There’s a rising trend in Puerto Rico: funeral homes posing the dead like they’re still alive. In these “outside of the box” funerals, instead of having the deceased lying in a coffin, families are having their loved ones embalmed and then posed to depict scenes from their life. It all started with the now famous case of the “dead man standing” (el muerto para’o), a young man who was mourned by his relatives not laying down in a coffin, but propped upright in his mother’s home, wearing his favorite shirt, sunglasses and cap.
How to Prepare for a Storm
Yesterday my family celebrated one year of missionary service in Puerto Rico. After five years of service in Peru, and then four years of pastoral formation at Concordia Seminary in St. Louis, we considered ourselves relatively prepared for our work here. We were nervous and excited as we hopped on the plane with our one-way ticket to the Island of Enchantment, our ten military-grade duffle bags and our three little ones in tow, but we were ready to weather the storms together, by God’s grace.Continue reading
Missionaries vs. the Monster
There are a whopping 425 million Roman Catholics in Latin America – almost three-quarters of the region’s total population. Of the globe’s estimated 1.2 billion Catholics, more than 40% call Latin America their casa. This raises the question: why do Lutherans bother sending missionaries to the most Catholic region in the world? Continue reading
Español | I recently had the privilege of meeting three Dominican ladies that are truly blessed. I met them while I was tagging along with a group of seminarians from the Concordia Reformer Lutheran Seminary for their weekly pastoral visits in the barrio (an underprivileged neighborhood) of Pueblo Nuevo. Their names are Doña Ana, Doña Sylvia, and Señora Jinet. Continue reading
How to Prepare for the Mission Field

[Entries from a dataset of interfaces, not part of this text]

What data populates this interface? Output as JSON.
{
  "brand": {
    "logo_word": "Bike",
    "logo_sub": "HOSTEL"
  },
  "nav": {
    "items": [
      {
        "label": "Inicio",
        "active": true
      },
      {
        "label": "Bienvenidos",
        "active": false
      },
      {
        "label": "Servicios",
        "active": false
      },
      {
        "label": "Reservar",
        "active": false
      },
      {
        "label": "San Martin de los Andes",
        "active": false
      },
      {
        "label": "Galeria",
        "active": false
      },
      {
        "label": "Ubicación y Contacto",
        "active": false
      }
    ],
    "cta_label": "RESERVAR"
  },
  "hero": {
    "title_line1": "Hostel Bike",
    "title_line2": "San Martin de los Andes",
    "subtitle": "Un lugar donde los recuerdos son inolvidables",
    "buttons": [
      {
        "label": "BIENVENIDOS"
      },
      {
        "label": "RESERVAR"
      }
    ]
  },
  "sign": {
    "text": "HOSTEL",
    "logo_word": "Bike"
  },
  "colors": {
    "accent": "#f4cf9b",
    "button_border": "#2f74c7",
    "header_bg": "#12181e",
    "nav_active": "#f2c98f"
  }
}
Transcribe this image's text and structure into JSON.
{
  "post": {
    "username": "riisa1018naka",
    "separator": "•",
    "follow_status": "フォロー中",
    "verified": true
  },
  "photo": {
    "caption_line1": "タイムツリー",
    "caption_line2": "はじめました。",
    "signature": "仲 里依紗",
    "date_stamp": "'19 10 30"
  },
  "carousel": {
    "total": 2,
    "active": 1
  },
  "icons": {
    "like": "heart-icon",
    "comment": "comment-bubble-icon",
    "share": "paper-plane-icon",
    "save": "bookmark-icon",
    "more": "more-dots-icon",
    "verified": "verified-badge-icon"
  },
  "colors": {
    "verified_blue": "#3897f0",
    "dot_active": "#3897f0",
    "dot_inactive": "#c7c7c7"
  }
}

Remember Your Baptism– When you were baptized “in the name of the Father, and of the Son, and of the Holy Spirit,” you received the most important things you’ll need on the mission field. At your Baptism, God gave you an identity as His precious and dearly loved child. He gave you His Name to call upon in every trouble. He gave you faith to trust in His promises. He gave you His Holy Spirit to sanctify you in the one true faith. Your Baptism is the single most valuable thing you’ll take with you on your journey. Don’t forget it! Continue reading
The Nearness of Our God
The North American missionary to Latin America has his Bible in one hand and his evangelism tracts in the other. He says a quick prayer as he approaches the door and knocks. He rehearses his opening line over and over, hoping that whoever is on the other side of the door will be patient with his broken, heavy accented Spanish. The deadbolt turns. The door creaks open. There’s no turning back now. Buenas tardes. ¿Usted conoce a Jesús? : “Good afternoon. Do you know Jesus?” Continue reading
Gabriella’s Trip to the Jordan
The following is a letter I wrote to my daughter to celebrate her Baptism a couple of weeks ago. It’s based on baptismal imagery used both by Luther and the early Church fathers, of the Baptismal font as the Christian’s “little Jordan”.
Dear Gabriella Joy,
I’m writing you this letter to tell you about a very special trip you took when you were a baby. On May 7, 2016, when you were only a couple of weeks old, your mommy and daddy took you to a river. It wasn’t just any ol’ river, though. This was a life-giving river, rich in grace and overflowing with forgiveness.
I was in the check out lane at the local grocery store a couple of days ago when my two year old happily blurted out, “I like to drink beer sometimes!” Continue reading
You want me to eat…what?
Español | I’ll never forget my very first meal in the village of Lúcumo. Continue reading
It Doesn’t Get Much Clearer!
Español | On April 23rd, the Spanish-speaking world celebrates the Day of Language, in which they honor the famed Spanish novelist, Miguel de Cervantes (author of Don Quixote and arguably the most important and celebrated figure in Spanish literature). In commemoration of Cervantes’ contribution to the Spanish language, the University of Chile published a report based on a 2013 survey which sought to answer the question, “Who speaks the best Spanish of Latin America?” Continue reading